Athletes are bombarded with marketing campaigns promoting meat, milk, and eggs for health and athletic performance. These are myths that continue to be promulgated, and, in fact, at IMLP the milk industry was out in force as a major sponsor of the event. Dairy promoters target athletes with messages that drinking cows’ milk helps the body perform and recover from vigorous exercise and physical activity.

Just after the finish line at IMLP, athletes were given chocolate milk and draped with a blanket that said, “got chocolate milk.” I refused the cows’ milk, but I took the blanket and turned it inside out to avoid advertising a cruel and unhealthy product.

Plant foods fueled me during training and on race day, and my vegan diet was responsible for helping me make a swift recovery. The day after the race, when some other IMLP finishers were limping around Lake Placid, my legs and body felt good.


Gene finishing the 26.2 mile run of the race.

Away from the athletic field, health experts are also weighing in on the benefits of eating a plant-based diet, including doctors Caldwell Esselstyn and Colin Campbell who are featured in the groundbreaking film, Forks Over Knives. Recently, Harvard School of Public Health Director Walter Willett, M.D., stated in a lecture to students at the Institute of Integrated Nutrition that milk does not prevent fractures and is not a calcium solution. He added that too much milk might be harmful, especially in causing prostate cancer in men.

Go Vegan Go!
I completed the final leg of the triathlon — the 26.2-mile run — wearing a shirt that said “Going the Distance for Farm Animals” on the front and “Go Vegan Go” on the back. When I felt sore or tired, I thought of the animals suffering on factory farms, and my resolve would strengthen. I was there representing them and demonstrating that humans can excel without consuming animal products. The run is my strongest leg of the triathlon, and I passed many competitors who saw the word “vegan” on my back as I ran ahead.

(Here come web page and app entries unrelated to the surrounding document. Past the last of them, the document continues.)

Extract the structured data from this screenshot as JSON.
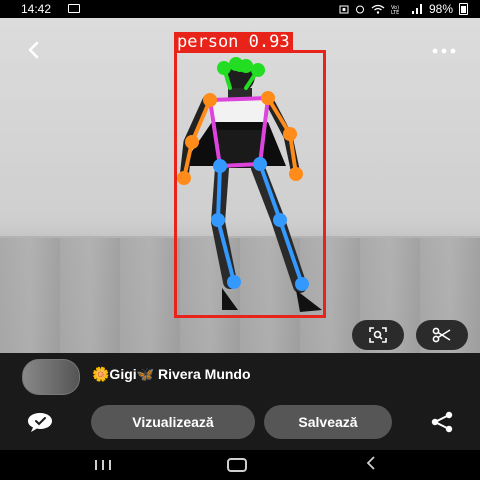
{
  "status_bar": {
    "time": "14:42",
    "battery": "98%",
    "icons": [
      "gallery-icon",
      "photo-icon",
      "alarm-icon",
      "wifi-icon",
      "volte-icon",
      "signal-icon",
      "battery-icon"
    ]
  },
  "viewer": {
    "back_icon": "chevron-left-icon",
    "more_icon": "more-horizontal-icon",
    "detection": {
      "label": "person 0.93",
      "color": "#e8241a"
    },
    "pose_colors": {
      "head": "#22dd22",
      "arms": "#ff8c1a",
      "torso": "#dd44dd",
      "legs": "#3399ff"
    },
    "lens_icon": "visual-search-icon",
    "cut_icon": "scissors-icon"
  },
  "author": {
    "name": "🌼Gigi🦋 Rivera Mundo"
  },
  "actions": {
    "comment_icon": "comment-icon",
    "view_label": "Vizualizează",
    "save_label": "Salvează",
    "share_icon": "share-icon"
  },
  "nav": {
    "recents_icon": "recents-icon",
    "home_icon": "home-icon",
    "back_icon": "back-icon"
  }
}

I have been inspired by other athletes who are actively promoting vegan living including Rich Roll, Rip Esselstyn, Brendan Brazier, Scott Jurek, and Matt Frazier, the No Meat Athlete. During my training and at the event, I also met many athletes who were not vegan but who expressed curiosity and interest in how I prepared for the race in order to perform so well. It is my hope that, by example, I might motivate them to explore plant-based eating.

A strong connection is emerging between the ethically oriented and fitness-oriented vegan communities today. We share the common goal of living healthy lives, both emotionally and physically, without causing pain or harm to any animal. Together, I believe we can inspire even more people to stop and think about how (and who) they eat and why it makes sense to ingest plants instead of animals.


Ironman triathlon: mission accomplished.